June 1, 2020
The Strategic Petroleum Reserve’s Modernization Program
Since 1975, it has been the policy of the United States to maintain a strategic supply of federally owned petroleum products. Under the authority of the Secretary of Energy, the Strategic Petroleum Reserve (SPR) is intended to reduce the impact of petroleum supply disruptions, as well as fulfill the International Energy Program obligations of the United States. The Department of Energy’s Office of Petroleum Reserves is responsible for the executive oversight of all aspects of the SPR program, and the SPR Project Management Office in New Orleans, Louisiana oversees the day-to-day operations of the storage sites. In the Bipartisan Budget Act of 2015, Congress found that the age and condition of SPR had diminished its value as a Federal energy security asset. Meanwhile, global oil markets, as well as the location and amount of United States oil production, had dramatically changed in the 40 years since SPR was established. According to Congress, maximizing the energy security value of SPR requires a modernized infrastructure that meets the drawdown and distribution needs of these changed oil markets. To that end, Congress directed the Secretary of Energy to establish an SPR modernization program and authorized the Secretary to sell up to $2 billion worth of SPR oil to carry it out. Congress specified that the modernization program could include operational improvements to extend the useful life of SPR’s infrastructure, but also new infrastructure and facilities to optimize SPR’s drawdown and distribution capabilities. We initiated this audit to determine whether the Department’s SPR modernization program was addressing the congressional findings in the Bipartisan Budget Act of 2015.

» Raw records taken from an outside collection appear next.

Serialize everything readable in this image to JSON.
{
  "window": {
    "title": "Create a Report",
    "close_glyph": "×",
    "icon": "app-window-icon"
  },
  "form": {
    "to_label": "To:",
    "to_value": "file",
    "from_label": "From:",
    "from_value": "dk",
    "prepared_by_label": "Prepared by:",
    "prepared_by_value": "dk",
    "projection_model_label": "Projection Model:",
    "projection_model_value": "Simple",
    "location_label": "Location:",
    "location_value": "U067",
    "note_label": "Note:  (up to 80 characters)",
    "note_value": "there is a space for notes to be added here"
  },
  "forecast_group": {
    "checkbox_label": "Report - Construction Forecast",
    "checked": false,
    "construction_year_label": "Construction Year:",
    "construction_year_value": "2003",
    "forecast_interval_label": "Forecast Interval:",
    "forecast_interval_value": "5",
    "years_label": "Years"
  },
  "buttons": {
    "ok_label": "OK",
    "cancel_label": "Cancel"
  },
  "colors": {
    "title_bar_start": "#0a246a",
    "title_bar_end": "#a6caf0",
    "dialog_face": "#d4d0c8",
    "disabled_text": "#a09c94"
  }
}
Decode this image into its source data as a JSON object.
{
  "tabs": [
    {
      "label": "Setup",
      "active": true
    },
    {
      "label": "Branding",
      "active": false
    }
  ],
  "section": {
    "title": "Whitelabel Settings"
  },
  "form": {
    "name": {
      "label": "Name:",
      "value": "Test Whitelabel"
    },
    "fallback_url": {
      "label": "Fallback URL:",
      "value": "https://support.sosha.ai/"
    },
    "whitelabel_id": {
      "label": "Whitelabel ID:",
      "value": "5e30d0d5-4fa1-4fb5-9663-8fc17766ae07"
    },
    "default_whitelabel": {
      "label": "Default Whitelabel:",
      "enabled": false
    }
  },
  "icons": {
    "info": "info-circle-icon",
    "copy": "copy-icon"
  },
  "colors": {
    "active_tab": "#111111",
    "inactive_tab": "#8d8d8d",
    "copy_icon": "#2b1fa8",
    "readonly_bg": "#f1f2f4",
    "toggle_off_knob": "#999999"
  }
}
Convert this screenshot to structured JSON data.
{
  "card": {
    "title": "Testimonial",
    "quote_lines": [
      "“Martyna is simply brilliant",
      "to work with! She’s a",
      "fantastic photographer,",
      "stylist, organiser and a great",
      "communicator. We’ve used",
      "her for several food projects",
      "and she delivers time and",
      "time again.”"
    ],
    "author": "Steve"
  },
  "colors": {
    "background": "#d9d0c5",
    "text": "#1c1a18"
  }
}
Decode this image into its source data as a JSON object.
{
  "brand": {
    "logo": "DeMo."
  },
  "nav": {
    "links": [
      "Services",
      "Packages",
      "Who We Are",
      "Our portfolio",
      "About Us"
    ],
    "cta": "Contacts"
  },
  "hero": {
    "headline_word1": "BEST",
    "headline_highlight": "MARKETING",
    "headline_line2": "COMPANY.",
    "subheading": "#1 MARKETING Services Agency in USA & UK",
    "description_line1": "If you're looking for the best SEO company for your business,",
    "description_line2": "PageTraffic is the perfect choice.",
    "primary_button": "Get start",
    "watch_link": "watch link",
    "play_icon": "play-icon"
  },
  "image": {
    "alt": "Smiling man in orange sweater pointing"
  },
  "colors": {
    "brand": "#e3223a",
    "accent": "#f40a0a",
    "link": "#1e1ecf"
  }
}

We determined that the Department’s SPR modernization program may not fully address the congressional findings in the Bipartisan Budget Act of 2015. In particular, while the Department’s modernization plans address congressional concerns regarding the age and condition of SPR, the current plans may not ensure that the modernized SPR infrastructure would meet the drawdown and distribution needs of changed domestic and international oil markets. The Department originally scoped the modernization program to include two distinct projects, a life extension project to address SPR’s aging infrastructure, and a distribution enhancements project to increase SPR’s distribution capabilities. However, due to a lack of specific congressional funding authority, the Department decided to cancel the distribution enhancements project, leaving life extension as the only project in the SPR modernization program.
Without a complete examination of the role and mission of SPR, the Department is at risk of not allocating its limited modernization resources toward those activities most critical to the future of SPR. We made two recommendations to ensure that the SPR is optimized for the energy security challenges of the 21st century. Management concurred with the report’s recommendations and stated that corrective actions have been initiated to address the issues identified in the report. As a result of world events leading to simultaneous global oil demand reduction and over production, the Department’s leadership has begun policy discussions on the need for SPR capacity in response to oversupply conditions. Thus, the Office of Petroleum Reserves stated that it will complete an SPR Post-Sale Configuration Study to include an evaluation of responses to this new market reality. According to management, the revised study will inform deliberations within the Administration and in Congress toward decisions on the SPR’s future size and configuration. Additionally, management stated that it has organized the Life Extension – Phase II sub-projects into categories that provide agility in adjusting the project’s scope and completion criteria to correspond with changes, if any, to the SPR’s configuration.
Topic: Management and Administration